Okay, so this series is very U.S. centric, but it may apply to you in the future even if you're not there, so you might want to keep reading.
Over the past few weeks, the debate of net neutrality has intensified as the FCC has moved to end these policies in the United States. Will this be bad for consumers and innovation? Well, maybe. This is a perfect opportunity for manufactured outrage? For sure. The cast of characters is tailor-made for the kind of melodrama we're seeing. We have the FCC, which lords over our internet access, headed by Ajit Pai, a lawyer who used to represent Verizon, who makes no bones about his pro-ISP perspective. And the rest of us poor, downtrodden peasants who just need to do what the FCC tells us. Really, it's structured like a Disney movie, it's ridiculous.
So far, we've all been playing our roles pretty well. We have the defenders of freedom (Google and Facebook? Really?) protesting the end of Net Neutrality. We have the poor, powerless, angry folks stewing about what's happening. We have the FCC releasing regulations over holiday weekends (Oh so sneaky. Honestly, I'm just flabbergasted that we actually noticed what they're trying to do). We're so distracted by all this that we're just ignoring the real, fundamental issues around ISP deregulation. Deregulation isn't always a bad thing, after all. It has worked pretty well in certain cases in the past (e.g. the Telecommunications Act of 1996).
Ideologically, this is a battle between free-market idealists and utility-minded pragmatists, with a smattering of good-old greed thrown in, but not completely the way you think. I'd really like to go into these issues in some detail to highlight how, exactly, repealing net neutrality regulations may affect us, and then I'll close with what exactly, we can all do about it (hint: It's not calling your Congress clones or going to a protest).

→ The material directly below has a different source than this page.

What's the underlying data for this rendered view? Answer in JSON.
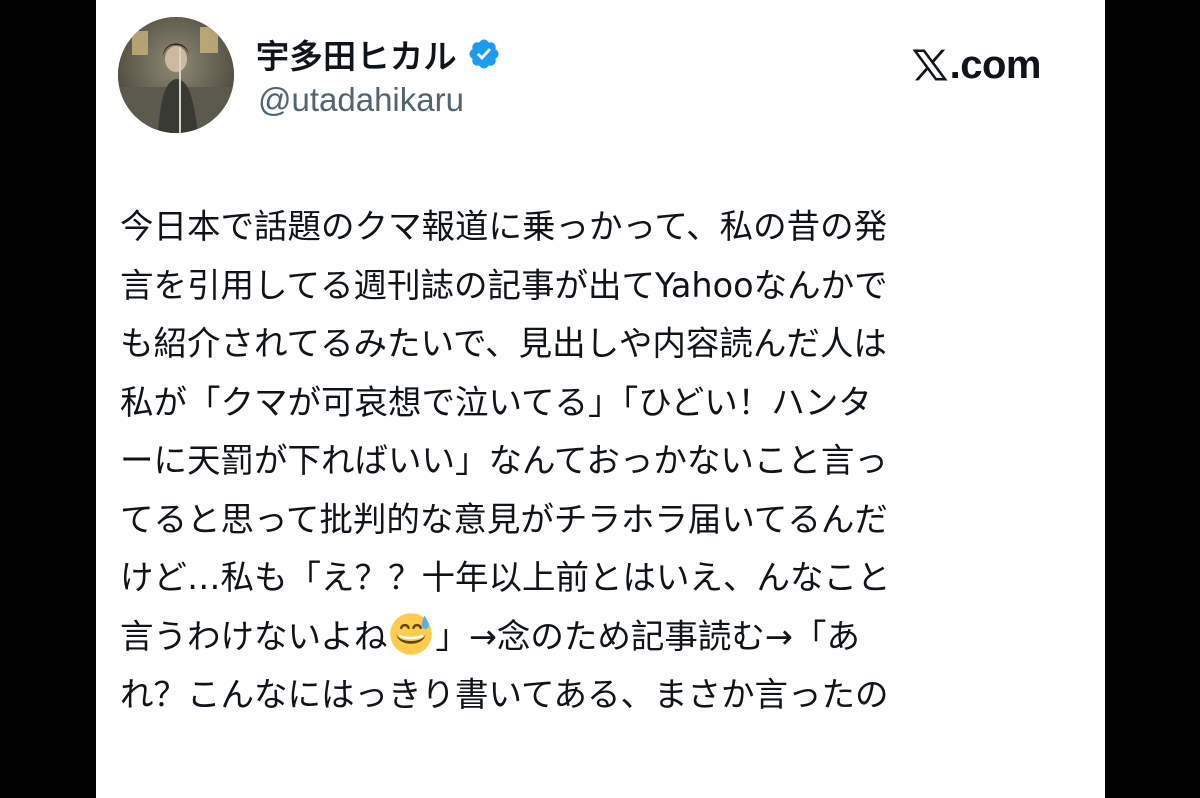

My goal with my writing is to put together short, digestable, useful pieces that folks can read quickly and get something from. We're all busy, I know, and if you're like me, you have oodles of tabs open in browsers across multiple devices with long articles you think you really need to read. To save you that browser real estate, I'm going to put this into a series of articles addressing these aspects of the issue to present the stuff we should be discussing that we aren't. Stay tuned.